### Required work
Every record below should appear in your answer, copied exactly.

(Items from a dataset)
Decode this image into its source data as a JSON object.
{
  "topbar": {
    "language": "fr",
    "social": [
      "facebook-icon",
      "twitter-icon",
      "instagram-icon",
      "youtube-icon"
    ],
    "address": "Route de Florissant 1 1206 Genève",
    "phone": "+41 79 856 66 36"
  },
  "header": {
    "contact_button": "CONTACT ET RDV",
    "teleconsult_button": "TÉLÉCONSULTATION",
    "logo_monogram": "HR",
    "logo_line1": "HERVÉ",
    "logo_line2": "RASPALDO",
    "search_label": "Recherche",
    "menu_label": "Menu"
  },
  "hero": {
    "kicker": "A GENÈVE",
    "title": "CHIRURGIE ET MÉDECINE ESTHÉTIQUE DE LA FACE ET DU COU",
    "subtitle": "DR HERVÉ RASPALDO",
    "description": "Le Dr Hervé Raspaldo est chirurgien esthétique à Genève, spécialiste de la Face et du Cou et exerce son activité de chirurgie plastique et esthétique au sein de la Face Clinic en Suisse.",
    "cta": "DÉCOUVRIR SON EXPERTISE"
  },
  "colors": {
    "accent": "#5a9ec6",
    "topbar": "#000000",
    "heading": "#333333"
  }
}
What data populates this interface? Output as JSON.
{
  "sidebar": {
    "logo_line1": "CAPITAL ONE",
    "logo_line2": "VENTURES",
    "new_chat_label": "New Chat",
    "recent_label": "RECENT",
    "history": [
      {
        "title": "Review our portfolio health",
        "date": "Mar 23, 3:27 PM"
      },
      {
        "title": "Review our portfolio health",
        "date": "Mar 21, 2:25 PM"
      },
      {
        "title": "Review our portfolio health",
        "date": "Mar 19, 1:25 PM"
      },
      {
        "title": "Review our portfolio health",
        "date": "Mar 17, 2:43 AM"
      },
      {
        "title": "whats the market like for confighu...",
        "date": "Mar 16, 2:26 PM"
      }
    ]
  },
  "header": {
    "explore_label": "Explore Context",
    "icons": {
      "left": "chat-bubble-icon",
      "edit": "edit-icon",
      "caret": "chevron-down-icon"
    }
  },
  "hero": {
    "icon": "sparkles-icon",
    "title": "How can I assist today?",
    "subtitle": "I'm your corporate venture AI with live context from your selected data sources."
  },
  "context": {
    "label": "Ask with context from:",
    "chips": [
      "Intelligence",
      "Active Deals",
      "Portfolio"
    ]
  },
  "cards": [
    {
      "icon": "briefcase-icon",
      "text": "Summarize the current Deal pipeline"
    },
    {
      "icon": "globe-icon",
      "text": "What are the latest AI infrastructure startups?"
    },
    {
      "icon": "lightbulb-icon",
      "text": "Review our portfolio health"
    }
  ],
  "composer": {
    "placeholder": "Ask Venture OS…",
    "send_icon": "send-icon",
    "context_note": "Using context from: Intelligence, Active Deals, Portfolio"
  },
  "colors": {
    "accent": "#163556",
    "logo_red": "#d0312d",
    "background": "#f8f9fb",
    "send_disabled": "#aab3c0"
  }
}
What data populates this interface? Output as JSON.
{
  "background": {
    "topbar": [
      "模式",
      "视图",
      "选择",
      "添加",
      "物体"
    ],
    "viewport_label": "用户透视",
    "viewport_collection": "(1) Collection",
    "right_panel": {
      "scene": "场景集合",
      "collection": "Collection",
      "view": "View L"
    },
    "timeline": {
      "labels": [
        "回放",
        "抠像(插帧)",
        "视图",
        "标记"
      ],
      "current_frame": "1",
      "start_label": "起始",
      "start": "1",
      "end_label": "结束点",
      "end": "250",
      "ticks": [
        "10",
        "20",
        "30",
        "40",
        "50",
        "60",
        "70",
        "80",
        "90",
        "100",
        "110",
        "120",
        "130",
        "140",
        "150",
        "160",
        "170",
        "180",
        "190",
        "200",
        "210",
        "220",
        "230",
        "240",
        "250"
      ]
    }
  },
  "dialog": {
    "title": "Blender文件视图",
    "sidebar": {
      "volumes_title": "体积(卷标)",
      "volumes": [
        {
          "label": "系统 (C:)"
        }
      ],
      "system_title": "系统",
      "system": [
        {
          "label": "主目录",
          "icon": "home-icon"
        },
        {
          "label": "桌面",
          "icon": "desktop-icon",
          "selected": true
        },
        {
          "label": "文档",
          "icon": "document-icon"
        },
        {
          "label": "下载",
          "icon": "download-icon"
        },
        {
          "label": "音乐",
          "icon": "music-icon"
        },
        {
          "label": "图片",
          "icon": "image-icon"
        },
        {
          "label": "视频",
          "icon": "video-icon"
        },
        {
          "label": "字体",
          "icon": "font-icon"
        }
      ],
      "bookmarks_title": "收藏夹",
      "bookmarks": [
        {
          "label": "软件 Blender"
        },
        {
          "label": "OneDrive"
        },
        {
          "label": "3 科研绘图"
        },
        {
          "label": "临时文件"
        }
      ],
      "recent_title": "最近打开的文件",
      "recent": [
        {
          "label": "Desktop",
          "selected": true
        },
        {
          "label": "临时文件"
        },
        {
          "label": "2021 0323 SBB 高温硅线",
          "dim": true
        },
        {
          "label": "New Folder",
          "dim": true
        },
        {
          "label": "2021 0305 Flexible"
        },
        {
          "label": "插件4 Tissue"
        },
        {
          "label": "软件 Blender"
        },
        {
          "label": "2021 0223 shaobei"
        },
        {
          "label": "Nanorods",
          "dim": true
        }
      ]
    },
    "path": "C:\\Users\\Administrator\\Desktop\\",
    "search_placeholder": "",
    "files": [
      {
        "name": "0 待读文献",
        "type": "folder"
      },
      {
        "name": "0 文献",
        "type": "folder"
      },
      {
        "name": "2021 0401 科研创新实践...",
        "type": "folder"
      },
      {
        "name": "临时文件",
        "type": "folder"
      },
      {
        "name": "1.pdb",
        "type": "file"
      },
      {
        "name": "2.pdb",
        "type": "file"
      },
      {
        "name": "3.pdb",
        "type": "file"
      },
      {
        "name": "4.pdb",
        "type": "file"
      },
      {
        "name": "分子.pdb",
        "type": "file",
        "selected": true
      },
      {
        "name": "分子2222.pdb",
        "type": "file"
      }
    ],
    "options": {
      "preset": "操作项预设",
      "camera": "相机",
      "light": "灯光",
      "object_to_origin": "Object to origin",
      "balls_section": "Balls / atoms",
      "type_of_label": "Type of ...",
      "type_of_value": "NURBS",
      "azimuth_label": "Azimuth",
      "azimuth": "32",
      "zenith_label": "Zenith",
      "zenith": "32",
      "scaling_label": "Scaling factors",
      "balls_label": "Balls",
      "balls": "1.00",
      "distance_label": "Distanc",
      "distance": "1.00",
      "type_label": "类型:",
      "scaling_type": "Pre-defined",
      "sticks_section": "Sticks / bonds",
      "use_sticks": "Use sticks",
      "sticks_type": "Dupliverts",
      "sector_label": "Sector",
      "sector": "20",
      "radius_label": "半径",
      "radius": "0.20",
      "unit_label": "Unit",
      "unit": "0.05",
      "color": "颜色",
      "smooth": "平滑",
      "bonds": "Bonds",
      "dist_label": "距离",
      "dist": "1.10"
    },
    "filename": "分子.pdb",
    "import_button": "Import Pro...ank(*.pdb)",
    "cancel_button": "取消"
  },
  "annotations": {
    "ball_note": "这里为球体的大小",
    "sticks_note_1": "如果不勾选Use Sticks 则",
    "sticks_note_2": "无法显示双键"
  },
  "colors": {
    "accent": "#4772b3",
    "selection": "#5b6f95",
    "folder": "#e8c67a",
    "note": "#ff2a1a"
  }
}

### Solution
Decode this image into its source data as a JSON object.
{
  "topbar": {
    "language": "fr",
    "social": [
      "facebook-icon",
      "twitter-icon",
      "instagram-icon",
      "youtube-icon"
    ],
    "address": "Route de Florissant 1 1206 Genève",
    "phone": "+41 79 856 66 36"
  },
  "header": {
    "contact_button": "CONTACT ET RDV",
    "teleconsult_button": "TÉLÉCONSULTATION",
    "logo_monogram": "HR",
    "logo_line1": "HERVÉ",
    "logo_line2": "RASPALDO",
    "search_label": "Recherche",
    "menu_label": "Menu"
  },
  "hero": {
    "kicker": "A GENÈVE",
    "title": "CHIRURGIE ET MÉDECINE ESTHÉTIQUE DE LA FACE ET DU COU",
    "subtitle": "DR HERVÉ RASPALDO",
    "description": "Le Dr Hervé Raspaldo est chirurgien esthétique à Genève, spécialiste de la Face et du Cou et exerce son activité de chirurgie plastique et esthétique au sein de la Face Clinic en Suisse.",
    "cta": "DÉCOUVRIR SON EXPERTISE"
  },
  "colors": {
    "accent": "#5a9ec6",
    "topbar": "#000000",
    "heading": "#333333"
  }
}
What data populates this interface? Output as JSON.
{
  "sidebar": {
    "logo_line1": "CAPITAL ONE",
    "logo_line2": "VENTURES",
    "new_chat_label": "New Chat",
    "recent_label": "RECENT",
    "history": [
      {
        "title": "Review our portfolio health",
        "date": "Mar 23, 3:27 PM"
      },
      {
        "title": "Review our portfolio health",
        "date": "Mar 21, 2:25 PM"
      },
      {
        "title": "Review our portfolio health",
        "date": "Mar 19, 1:25 PM"
      },
      {
        "title": "Review our portfolio health",
        "date": "Mar 17, 2:43 AM"
      },
      {
        "title": "whats the market like for confighu...",
        "date": "Mar 16, 2:26 PM"
      }
    ]
  },
  "header": {
    "explore_label": "Explore Context",
    "icons": {
      "left": "chat-bubble-icon",
      "edit": "edit-icon",
      "caret": "chevron-down-icon"
    }
  },
  "hero": {
    "icon": "sparkles-icon",
    "title": "How can I assist today?",
    "subtitle": "I'm your corporate venture AI with live context from your selected data sources."
  },
  "context": {
    "label": "Ask with context from:",
    "chips": [
      "Intelligence",
      "Active Deals",
      "Portfolio"
    ]
  },
  "cards": [
    {
      "icon": "briefcase-icon",
      "text": "Summarize the current Deal pipeline"
    },
    {
      "icon": "globe-icon",
      "text": "What are the latest AI infrastructure startups?"
    },
    {
      "icon": "lightbulb-icon",
      "text": "Review our portfolio health"
    }
  ],
  "composer": {
    "placeholder": "Ask Venture OS…",
    "send_icon": "send-icon",
    "context_note": "Using context from: Intelligence, Active Deals, Portfolio"
  },
  "colors": {
    "accent": "#163556",
    "logo_red": "#d0312d",
    "background": "#f8f9fb",
    "send_disabled": "#aab3c0"
  }
}
What data populates this interface? Output as JSON.
{
  "background": {
    "topbar": [
      "模式",
      "视图",
      "选择",
      "添加",
      "物体"
    ],
    "viewport_label": "用户透视",
    "viewport_collection": "(1) Collection",
    "right_panel": {
      "scene": "场景集合",
      "collection": "Collection",
      "view": "View L"
    },
    "timeline": {
      "labels": [
        "回放",
        "抠像(插帧)",
        "视图",
        "标记"
      ],
      "current_frame": "1",
      "start_label": "起始",
      "start": "1",
      "end_label": "结束点",
      "end": "250",
      "ticks": [
        "10",
        "20",
        "30",
        "40",
        "50",
        "60",
        "70",
        "80",
        "90",
        "100",
        "110",
        "120",
        "130",
        "140",
        "150",
        "160",
        "170",
        "180",
        "190",
        "200",
        "210",
        "220",
        "230",
        "240",
        "250"
      ]
    }
  },
  "dialog": {
    "title": "Blender文件视图",
    "sidebar": {
      "volumes_title": "体积(卷标)",
      "volumes": [
        {
          "label": "系统 (C:)"
        }
      ],
      "system_title": "系统",
      "system": [
        {
          "label": "主目录",
          "icon": "home-icon"
        },
        {
          "label": "桌面",
          "icon": "desktop-icon",
          "selected": true
        },
        {
          "label": "文档",
          "icon": "document-icon"
        },
        {
          "label": "下载",
          "icon": "download-icon"
        },
        {
          "label": "音乐",
          "icon": "music-icon"
        },
        {
          "label": "图片",
          "icon": "image-icon"
        },
        {
          "label": "视频",
          "icon": "video-icon"
        },
        {
          "label": "字体",
          "icon": "font-icon"
        }
      ],
      "bookmarks_title": "收藏夹",
      "bookmarks": [
        {
          "label": "软件 Blender"
        },
        {
          "label": "OneDrive"
        },
        {
          "label": "3 科研绘图"
        },
        {
          "label": "临时文件"
        }
      ],
      "recent_title": "最近打开的文件",
      "recent": [
        {
          "label": "Desktop",
          "selected": true
        },
        {
          "label": "临时文件"
        },
        {
          "label": "2021 0323 SBB 高温硅线",
          "dim": true
        },
        {
          "label": "New Folder",
          "dim": true
        },
        {
          "label": "2021 0305 Flexible"
        },
        {
          "label": "插件4 Tissue"
        },
        {
          "label": "软件 Blender"
        },
        {
          "label": "2021 0223 shaobei"
        },
        {
          "label": "Nanorods",
          "dim": true
        }
      ]
    },
    "path": "C:\\Users\\Administrator\\Desktop\\",
    "search_placeholder": "",
    "files": [
      {
        "name": "0 待读文献",
        "type": "folder"
      },
      {
        "name": "0 文献",
        "type": "folder"
      },
      {
        "name": "2021 0401 科研创新实践...",
        "type": "folder"
      },
      {
        "name": "临时文件",
        "type": "folder"
      },
      {
        "name": "1.pdb",
        "type": "file"
      },
      {
        "name": "2.pdb",
        "type": "file"
      },
      {
        "name": "3.pdb",
        "type": "file"
      },
      {
        "name": "4.pdb",
        "type": "file"
      },
      {
        "name": "分子.pdb",
        "type": "file",
        "selected": true
      },
      {
        "name": "分子2222.pdb",
        "type": "file"
      }
    ],
    "options": {
      "preset": "操作项预设",
      "camera": "相机",
      "light": "灯光",
      "object_to_origin": "Object to origin",
      "balls_section": "Balls / atoms",
      "type_of_label": "Type of ...",
      "type_of_value": "NURBS",
      "azimuth_label": "Azimuth",
      "azimuth": "32",
      "zenith_label": "Zenith",
      "zenith": "32",
      "scaling_label": "Scaling factors",
      "balls_label": "Balls",
      "balls": "1.00",
      "distance_label": "Distanc",
      "distance": "1.00",
      "type_label": "类型:",
      "scaling_type": "Pre-defined",
      "sticks_section": "Sticks / bonds",
      "use_sticks": "Use sticks",
      "sticks_type": "Dupliverts",
      "sector_label": "Sector",
      "sector": "20",
      "radius_label": "半径",
      "radius": "0.20",
      "unit_label": "Unit",
      "unit": "0.05",
      "color": "颜色",
      "smooth": "平滑",
      "bonds": "Bonds",
      "dist_label": "距离",
      "dist": "1.10"
    },
    "filename": "分子.pdb",
    "import_button": "Import Pro...ank(*.pdb)",
    "cancel_button": "取消"
  },
  "annotations": {
    "ball_note": "这里为球体的大小",
    "sticks_note_1": "如果不勾选Use Sticks 则",
    "sticks_note_2": "无法显示双键"
  },
  "colors": {
    "accent": "#4772b3",
    "selection": "#5b6f95",
    "folder": "#e8c67a",
    "note": "#ff2a1a"
  }
}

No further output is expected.